▶ WORK INSTRUCTIONS:
Among the entries below, find the lines holding "this" and copy them.

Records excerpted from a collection
= = = = =
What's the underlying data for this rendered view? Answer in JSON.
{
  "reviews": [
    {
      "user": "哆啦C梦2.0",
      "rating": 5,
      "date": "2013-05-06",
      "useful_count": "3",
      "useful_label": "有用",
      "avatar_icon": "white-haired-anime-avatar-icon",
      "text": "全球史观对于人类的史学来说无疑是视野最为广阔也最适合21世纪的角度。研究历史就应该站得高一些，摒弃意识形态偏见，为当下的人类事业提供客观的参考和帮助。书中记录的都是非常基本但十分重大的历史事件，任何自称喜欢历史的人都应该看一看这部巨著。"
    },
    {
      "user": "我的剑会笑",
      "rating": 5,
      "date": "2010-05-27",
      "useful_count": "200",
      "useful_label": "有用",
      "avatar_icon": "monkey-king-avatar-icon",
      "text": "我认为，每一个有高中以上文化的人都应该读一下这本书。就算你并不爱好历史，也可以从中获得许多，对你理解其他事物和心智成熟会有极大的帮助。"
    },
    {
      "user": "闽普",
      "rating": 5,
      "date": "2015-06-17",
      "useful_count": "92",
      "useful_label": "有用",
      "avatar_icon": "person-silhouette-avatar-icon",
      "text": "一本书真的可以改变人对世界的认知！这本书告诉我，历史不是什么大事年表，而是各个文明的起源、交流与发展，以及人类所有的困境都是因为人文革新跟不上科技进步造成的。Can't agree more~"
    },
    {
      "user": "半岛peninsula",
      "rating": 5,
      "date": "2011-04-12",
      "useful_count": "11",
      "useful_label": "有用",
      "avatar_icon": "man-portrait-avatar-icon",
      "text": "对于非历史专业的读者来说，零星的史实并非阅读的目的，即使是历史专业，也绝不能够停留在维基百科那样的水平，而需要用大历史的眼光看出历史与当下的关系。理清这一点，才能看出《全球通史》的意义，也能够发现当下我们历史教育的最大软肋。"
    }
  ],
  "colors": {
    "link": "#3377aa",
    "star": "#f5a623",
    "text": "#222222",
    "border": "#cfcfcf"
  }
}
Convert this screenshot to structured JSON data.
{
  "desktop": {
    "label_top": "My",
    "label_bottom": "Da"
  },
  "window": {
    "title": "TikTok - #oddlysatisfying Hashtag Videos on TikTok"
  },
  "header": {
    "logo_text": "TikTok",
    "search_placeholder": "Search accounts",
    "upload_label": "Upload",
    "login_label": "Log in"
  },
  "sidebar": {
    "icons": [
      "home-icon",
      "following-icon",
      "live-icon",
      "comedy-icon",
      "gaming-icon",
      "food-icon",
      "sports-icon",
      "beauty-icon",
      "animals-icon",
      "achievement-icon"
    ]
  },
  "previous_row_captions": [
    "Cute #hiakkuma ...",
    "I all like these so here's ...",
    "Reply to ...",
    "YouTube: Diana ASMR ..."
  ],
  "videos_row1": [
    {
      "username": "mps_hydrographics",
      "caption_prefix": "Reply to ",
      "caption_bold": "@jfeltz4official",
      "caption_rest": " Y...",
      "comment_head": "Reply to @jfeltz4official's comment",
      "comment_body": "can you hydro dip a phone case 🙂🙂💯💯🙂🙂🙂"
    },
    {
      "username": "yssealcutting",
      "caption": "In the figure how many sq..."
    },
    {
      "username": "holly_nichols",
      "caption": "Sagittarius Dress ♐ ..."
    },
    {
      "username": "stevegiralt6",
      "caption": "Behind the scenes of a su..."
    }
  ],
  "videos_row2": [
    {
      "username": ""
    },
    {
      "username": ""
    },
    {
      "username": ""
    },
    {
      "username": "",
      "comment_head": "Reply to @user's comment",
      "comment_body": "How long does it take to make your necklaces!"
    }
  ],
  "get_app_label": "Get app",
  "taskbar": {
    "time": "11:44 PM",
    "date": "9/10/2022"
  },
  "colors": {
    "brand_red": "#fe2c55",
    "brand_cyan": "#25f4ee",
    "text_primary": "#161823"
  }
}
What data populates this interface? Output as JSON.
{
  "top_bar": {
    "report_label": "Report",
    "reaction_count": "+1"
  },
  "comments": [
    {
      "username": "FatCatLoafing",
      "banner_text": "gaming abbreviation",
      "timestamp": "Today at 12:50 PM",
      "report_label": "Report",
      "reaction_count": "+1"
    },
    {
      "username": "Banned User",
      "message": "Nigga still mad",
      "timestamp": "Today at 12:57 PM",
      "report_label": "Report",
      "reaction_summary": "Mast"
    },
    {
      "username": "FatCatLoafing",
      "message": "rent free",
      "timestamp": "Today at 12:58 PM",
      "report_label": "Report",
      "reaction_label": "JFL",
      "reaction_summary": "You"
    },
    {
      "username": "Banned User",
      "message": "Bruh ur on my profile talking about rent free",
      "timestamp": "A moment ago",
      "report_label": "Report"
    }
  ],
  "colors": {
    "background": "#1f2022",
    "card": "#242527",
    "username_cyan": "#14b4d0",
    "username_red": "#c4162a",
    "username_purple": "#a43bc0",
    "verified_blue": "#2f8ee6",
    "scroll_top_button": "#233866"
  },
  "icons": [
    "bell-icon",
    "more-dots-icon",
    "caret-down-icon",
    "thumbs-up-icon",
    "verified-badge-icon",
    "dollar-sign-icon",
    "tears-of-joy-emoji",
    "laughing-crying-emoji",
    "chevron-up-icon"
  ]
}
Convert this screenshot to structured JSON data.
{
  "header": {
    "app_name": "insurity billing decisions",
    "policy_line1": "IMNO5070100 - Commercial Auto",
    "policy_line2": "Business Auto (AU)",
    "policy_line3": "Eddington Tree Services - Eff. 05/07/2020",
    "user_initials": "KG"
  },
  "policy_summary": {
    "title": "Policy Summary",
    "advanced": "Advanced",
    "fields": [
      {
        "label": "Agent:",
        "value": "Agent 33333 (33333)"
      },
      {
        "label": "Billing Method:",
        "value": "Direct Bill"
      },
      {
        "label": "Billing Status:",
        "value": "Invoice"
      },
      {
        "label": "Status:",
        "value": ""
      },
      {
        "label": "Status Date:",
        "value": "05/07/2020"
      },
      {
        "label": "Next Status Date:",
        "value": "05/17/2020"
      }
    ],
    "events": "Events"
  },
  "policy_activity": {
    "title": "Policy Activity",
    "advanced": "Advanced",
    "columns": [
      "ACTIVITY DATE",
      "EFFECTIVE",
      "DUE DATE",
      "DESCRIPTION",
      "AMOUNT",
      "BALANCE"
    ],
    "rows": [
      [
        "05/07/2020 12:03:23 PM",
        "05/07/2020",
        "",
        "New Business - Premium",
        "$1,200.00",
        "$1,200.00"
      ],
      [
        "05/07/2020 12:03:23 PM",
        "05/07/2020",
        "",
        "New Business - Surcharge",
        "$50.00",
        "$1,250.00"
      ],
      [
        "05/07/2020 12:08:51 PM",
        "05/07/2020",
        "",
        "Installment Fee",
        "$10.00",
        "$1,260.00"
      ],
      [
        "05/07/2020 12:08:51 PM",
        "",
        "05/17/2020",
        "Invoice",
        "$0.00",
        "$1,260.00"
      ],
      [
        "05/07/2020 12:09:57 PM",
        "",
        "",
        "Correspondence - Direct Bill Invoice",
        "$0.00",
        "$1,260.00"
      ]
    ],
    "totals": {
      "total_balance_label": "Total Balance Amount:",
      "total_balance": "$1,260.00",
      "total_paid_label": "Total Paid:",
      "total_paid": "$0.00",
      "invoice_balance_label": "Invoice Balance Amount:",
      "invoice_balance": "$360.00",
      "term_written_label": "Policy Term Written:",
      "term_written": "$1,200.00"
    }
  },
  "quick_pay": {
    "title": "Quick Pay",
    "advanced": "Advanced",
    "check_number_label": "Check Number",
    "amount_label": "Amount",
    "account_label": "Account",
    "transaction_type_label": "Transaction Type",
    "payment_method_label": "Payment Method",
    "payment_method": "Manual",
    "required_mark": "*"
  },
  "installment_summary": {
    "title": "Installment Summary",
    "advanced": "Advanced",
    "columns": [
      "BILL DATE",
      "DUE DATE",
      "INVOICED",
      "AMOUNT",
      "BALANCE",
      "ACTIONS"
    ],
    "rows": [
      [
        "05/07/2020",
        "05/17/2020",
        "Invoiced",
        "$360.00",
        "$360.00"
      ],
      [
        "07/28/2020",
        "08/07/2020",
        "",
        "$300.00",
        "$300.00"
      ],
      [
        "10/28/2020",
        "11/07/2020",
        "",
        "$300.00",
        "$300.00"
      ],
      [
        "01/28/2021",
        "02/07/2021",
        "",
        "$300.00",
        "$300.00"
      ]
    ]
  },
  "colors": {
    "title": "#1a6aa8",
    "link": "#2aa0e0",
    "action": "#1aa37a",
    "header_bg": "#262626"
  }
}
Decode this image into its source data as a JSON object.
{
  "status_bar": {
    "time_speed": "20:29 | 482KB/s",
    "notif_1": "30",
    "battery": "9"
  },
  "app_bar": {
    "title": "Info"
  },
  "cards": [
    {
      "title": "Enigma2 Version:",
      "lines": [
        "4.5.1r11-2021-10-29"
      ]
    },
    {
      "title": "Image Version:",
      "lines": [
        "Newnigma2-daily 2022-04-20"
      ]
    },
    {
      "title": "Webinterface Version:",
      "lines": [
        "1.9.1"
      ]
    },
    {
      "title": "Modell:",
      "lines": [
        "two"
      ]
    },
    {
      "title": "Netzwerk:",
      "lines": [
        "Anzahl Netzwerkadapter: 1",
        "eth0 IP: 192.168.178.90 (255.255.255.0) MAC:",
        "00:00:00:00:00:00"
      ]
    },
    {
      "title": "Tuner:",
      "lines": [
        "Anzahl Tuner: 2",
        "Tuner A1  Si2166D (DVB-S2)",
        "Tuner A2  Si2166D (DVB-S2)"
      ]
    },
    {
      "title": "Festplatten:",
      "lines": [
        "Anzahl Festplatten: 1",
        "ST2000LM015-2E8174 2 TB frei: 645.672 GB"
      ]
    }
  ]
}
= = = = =
▶ ANSWER TO THE PROBLEM:
What's the underlying data for this rendered view? Answer in JSON.
Convert this screenshot to structured JSON data.
What data populates this interface? Output as JSON.
Convert this screenshot to structured JSON data.
Decode this image into its source data as a JSON object.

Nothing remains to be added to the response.